News | 6 March 2017

Have your say on keeping pests at bay

Do you love the idea of trapping pests in your back yard? Or do you find the idea of dealing with a dead rat just plain icky? Predator Free Wellington has today launched an online survey to find the answer to these questions and more.

Predator Free Wellington is an ambitious project to make Wellington the first predator free capital city in the world.  It aligns with the recently announced Government mission to make the whole of New Zealand predator free by 2050 and is supported by Wellington City Council, the Greater Wellington Regional Council and NEXT Foundation.

Predator Free Wellington Director James Willcocks, who has recently joined the project, says the online survey is being announced on the same day the new Predator Free Seatoun group is being launched. Seatoun residents have done a great job setting up a predator free community and they will begin trapping as soon as traps become available. 

Willcocks has built a career in conservation.  He was most recently Department of Conservations National Volunteering Manager, leading the department’s strategic approach for working with volunteers and conservation community groups.  

“It’s fantastic to see so many communities forming predator free groups.
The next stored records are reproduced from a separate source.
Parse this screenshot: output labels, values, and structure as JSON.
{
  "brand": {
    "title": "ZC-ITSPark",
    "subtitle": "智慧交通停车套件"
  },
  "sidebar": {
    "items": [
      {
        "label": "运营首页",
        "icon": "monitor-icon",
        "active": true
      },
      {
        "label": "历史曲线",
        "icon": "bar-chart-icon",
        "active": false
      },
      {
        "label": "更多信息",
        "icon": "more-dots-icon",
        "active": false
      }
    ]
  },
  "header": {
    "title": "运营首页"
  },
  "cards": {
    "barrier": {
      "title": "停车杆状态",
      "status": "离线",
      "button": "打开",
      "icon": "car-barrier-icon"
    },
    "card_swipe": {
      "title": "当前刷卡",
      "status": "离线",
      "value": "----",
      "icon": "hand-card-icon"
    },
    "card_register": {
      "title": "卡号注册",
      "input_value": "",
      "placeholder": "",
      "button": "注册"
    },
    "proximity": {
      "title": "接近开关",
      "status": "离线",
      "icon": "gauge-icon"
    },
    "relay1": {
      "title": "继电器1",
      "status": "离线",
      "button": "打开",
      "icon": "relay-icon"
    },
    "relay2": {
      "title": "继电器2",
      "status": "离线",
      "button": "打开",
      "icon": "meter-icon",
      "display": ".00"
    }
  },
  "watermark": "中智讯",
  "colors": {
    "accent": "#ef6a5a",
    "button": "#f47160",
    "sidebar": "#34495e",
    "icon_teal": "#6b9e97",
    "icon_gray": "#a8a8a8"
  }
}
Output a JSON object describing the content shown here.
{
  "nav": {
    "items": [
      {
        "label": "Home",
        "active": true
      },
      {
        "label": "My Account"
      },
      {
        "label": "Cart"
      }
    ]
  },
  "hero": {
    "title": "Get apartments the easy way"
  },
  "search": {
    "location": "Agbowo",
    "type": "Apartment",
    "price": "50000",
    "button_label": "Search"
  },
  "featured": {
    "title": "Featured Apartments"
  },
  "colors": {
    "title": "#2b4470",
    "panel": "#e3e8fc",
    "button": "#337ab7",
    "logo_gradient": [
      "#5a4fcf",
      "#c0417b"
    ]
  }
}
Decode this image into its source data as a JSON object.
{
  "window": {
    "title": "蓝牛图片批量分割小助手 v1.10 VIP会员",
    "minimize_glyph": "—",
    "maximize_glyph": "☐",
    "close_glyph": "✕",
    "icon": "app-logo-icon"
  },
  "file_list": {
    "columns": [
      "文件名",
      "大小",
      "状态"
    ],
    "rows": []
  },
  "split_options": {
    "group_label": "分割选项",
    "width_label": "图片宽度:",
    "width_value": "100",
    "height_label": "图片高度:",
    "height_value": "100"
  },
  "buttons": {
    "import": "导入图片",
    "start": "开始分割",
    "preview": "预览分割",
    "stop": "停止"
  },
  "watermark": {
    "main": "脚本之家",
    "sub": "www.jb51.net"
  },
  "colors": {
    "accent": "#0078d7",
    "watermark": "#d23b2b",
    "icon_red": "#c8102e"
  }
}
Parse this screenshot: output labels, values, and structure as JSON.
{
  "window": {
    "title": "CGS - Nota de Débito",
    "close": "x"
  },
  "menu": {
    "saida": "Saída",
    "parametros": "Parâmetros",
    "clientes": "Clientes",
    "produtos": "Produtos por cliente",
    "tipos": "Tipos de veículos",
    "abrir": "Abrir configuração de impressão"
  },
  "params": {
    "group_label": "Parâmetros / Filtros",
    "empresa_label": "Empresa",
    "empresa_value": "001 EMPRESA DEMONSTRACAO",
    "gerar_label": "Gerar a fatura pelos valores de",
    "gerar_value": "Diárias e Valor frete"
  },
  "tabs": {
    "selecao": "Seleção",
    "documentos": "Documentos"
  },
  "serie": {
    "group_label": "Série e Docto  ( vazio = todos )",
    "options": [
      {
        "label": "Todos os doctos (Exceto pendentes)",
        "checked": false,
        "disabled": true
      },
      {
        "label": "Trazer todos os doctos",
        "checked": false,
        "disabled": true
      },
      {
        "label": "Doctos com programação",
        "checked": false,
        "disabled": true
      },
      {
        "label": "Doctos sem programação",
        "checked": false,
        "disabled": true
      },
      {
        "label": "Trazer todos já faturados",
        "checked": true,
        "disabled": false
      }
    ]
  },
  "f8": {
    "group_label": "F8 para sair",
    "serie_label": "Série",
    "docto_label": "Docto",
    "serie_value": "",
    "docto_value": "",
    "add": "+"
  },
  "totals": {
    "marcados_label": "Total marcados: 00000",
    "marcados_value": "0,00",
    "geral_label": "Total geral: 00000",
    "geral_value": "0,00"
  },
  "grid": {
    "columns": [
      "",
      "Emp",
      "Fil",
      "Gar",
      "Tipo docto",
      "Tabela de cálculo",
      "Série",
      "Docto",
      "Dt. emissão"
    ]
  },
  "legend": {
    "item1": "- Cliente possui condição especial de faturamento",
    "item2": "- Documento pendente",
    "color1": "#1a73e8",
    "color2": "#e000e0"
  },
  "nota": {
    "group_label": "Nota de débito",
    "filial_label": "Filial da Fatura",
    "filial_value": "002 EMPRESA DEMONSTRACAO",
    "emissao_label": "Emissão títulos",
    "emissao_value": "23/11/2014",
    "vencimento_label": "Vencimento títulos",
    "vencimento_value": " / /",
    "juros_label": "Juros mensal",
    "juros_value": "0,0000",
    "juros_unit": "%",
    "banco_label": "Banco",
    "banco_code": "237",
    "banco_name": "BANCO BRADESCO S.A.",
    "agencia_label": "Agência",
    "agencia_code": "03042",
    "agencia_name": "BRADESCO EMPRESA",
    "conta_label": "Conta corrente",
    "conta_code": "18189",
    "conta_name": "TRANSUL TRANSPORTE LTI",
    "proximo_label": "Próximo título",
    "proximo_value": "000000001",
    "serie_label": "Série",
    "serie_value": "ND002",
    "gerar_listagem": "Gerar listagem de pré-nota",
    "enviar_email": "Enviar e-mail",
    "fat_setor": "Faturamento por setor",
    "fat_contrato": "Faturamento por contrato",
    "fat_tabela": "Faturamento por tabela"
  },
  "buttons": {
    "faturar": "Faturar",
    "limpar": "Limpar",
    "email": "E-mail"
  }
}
Groups like Seatoun, Crofton Downs and many others making great strides towards removing stoats, possums and rats from Wellington suburbs.  What this survey will do is give us a good understanding of the attitudes of Wellingtonians towards predator eradication,” he says. 

The survey will be modelled on previous work completed in the Hauraki Gulf and will be tailored to a Wellington context. The survey will include a more detailed assessment of public attitudes, and potential barriers to the use of specific predator control tools available, including baiting and trapping.

Initially the predator free focus will be on developing a plan to eradicate rats and stoats from the Miramar Peninsula along with a strategy for extending this throughout Wellington City.  The Miramar Peninsula was chosen as the initial area of focus as it has been possum free since 2006, and as a peninsula it is more easily defendable from predator reinvasion. 

The Predator Free Wellington project team (WCC, GWRC and NEXT) hope their example will inspire other communities in Wellington to setup predator free groups and begin working towards the predator free 2050 goal.

If you would like to have your say on predator eradication in Wellington City, fill out the short survey on the Wellington City Council website. You will also go into a draw to win 5 x New World supermarket vouchers.